• **RECORDS SUPPLIED**:
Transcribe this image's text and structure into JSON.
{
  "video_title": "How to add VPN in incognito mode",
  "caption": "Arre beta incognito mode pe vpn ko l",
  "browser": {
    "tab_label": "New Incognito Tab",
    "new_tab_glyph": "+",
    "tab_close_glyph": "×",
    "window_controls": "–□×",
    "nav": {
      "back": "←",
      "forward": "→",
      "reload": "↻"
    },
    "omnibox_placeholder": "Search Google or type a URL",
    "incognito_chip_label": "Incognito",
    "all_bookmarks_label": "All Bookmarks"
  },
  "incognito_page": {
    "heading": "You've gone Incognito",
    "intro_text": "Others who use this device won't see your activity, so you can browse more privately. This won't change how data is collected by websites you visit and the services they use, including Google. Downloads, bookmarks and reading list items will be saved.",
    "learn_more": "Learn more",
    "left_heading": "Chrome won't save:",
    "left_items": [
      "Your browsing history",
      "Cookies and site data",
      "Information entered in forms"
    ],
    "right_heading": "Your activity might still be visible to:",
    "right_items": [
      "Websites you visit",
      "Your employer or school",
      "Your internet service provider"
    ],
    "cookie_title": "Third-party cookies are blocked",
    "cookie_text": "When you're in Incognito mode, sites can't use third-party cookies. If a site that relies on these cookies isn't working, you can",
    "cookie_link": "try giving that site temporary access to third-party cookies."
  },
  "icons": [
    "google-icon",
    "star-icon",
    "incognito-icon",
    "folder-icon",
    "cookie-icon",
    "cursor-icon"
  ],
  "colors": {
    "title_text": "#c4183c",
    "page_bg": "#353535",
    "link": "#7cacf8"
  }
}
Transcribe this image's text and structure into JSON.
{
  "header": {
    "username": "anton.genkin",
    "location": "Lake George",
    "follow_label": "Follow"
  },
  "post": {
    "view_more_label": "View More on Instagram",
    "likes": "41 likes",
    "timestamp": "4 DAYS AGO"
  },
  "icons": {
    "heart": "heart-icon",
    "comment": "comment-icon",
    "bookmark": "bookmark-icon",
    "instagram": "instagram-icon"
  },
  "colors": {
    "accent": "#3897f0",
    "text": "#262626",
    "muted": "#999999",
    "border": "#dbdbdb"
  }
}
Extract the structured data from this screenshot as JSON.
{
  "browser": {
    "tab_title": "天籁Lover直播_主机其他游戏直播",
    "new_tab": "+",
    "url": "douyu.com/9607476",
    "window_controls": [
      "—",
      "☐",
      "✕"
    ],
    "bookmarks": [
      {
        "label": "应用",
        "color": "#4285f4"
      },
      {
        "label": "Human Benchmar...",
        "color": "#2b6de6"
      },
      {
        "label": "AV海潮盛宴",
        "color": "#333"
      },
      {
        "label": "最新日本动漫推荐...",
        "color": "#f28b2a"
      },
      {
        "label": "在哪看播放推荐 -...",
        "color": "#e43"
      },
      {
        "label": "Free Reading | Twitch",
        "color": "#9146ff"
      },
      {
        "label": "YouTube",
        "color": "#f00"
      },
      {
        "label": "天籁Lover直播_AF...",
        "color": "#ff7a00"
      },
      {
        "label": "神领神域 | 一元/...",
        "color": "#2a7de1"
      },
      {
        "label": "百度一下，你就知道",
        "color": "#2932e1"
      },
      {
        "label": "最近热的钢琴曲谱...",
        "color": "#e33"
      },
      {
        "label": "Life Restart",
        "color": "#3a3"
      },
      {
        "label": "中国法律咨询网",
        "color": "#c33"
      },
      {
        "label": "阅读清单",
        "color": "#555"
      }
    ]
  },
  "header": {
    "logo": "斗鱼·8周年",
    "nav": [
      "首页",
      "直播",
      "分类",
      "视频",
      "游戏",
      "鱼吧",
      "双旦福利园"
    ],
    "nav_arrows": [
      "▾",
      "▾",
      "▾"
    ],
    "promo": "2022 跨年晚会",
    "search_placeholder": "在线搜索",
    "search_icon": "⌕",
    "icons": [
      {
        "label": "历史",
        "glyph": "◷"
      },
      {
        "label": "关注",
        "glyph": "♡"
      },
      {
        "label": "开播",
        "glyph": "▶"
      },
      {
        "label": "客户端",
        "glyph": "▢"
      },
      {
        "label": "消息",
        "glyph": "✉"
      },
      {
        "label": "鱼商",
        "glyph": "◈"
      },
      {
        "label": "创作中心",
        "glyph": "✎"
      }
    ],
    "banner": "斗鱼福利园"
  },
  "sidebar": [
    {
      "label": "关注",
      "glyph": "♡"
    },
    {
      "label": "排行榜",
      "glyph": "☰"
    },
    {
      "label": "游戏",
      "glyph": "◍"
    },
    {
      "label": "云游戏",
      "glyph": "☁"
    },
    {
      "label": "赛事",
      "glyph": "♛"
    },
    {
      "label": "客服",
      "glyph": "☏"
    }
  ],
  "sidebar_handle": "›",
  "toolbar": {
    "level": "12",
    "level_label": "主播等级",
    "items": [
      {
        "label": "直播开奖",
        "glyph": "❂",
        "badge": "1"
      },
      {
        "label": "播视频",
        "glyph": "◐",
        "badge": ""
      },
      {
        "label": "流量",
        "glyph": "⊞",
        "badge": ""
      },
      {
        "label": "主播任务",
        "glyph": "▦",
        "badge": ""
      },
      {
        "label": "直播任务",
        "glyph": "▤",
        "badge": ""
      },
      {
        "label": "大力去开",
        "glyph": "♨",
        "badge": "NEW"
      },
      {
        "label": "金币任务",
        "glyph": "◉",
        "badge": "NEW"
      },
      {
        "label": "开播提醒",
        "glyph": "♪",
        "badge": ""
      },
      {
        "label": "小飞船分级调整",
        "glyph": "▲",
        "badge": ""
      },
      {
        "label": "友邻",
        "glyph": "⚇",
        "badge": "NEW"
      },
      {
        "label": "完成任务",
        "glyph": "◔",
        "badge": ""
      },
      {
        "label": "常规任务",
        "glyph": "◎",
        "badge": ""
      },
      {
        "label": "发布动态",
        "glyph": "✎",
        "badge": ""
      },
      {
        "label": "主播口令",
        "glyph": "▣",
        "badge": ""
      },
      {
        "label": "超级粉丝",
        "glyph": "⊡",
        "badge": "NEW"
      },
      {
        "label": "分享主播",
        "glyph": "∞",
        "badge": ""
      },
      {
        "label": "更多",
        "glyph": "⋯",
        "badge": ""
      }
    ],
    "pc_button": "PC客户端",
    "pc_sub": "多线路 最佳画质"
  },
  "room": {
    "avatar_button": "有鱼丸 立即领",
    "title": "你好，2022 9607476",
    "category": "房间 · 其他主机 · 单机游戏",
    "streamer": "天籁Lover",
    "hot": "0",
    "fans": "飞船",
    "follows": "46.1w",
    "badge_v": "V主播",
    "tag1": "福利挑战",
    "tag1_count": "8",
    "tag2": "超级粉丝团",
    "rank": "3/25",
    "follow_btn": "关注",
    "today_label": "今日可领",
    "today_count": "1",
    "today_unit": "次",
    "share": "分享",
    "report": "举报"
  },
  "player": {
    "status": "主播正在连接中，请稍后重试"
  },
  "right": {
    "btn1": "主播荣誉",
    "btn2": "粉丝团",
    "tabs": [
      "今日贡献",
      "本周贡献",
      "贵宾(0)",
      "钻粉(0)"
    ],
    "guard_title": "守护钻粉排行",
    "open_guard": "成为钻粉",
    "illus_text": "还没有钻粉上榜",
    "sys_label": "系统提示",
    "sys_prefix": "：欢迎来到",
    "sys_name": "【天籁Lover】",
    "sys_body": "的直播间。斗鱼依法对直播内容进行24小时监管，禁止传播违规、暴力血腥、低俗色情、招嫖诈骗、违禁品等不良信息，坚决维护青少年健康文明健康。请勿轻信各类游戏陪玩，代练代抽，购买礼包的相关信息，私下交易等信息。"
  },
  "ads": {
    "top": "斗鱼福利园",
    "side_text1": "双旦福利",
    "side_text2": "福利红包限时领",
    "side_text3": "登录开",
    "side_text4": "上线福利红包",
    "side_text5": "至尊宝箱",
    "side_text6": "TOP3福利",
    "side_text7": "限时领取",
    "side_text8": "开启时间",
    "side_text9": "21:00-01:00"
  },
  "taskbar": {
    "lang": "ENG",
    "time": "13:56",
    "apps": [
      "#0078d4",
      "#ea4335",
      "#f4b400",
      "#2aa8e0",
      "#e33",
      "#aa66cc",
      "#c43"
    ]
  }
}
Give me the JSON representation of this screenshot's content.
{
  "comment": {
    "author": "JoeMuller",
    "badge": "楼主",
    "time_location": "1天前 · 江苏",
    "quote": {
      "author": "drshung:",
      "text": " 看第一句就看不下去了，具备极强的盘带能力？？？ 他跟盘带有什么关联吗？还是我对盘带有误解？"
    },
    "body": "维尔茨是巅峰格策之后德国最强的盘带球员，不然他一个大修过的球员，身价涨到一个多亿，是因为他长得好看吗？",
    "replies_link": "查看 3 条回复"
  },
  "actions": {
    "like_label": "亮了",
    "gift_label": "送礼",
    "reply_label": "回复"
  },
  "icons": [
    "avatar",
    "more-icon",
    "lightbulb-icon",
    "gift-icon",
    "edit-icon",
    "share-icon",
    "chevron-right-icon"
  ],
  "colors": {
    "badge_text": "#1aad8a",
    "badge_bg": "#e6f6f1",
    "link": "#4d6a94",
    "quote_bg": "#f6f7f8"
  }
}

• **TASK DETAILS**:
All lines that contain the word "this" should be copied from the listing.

• **EXPECTED ANSWER**:
Transcribe this image's text and structure into JSON.
    "intro_text": "Others who use this device won't see your activity, so you can browse more privately. This won't change how data is collected by websites you visit and the services they use, including Google. Downloads, bookmarks and reading list items will be saved.",
Transcribe this image's text and structure into JSON.
Extract the structured data from this screenshot as JSON.
Give me the JSON representation of this screenshot's content.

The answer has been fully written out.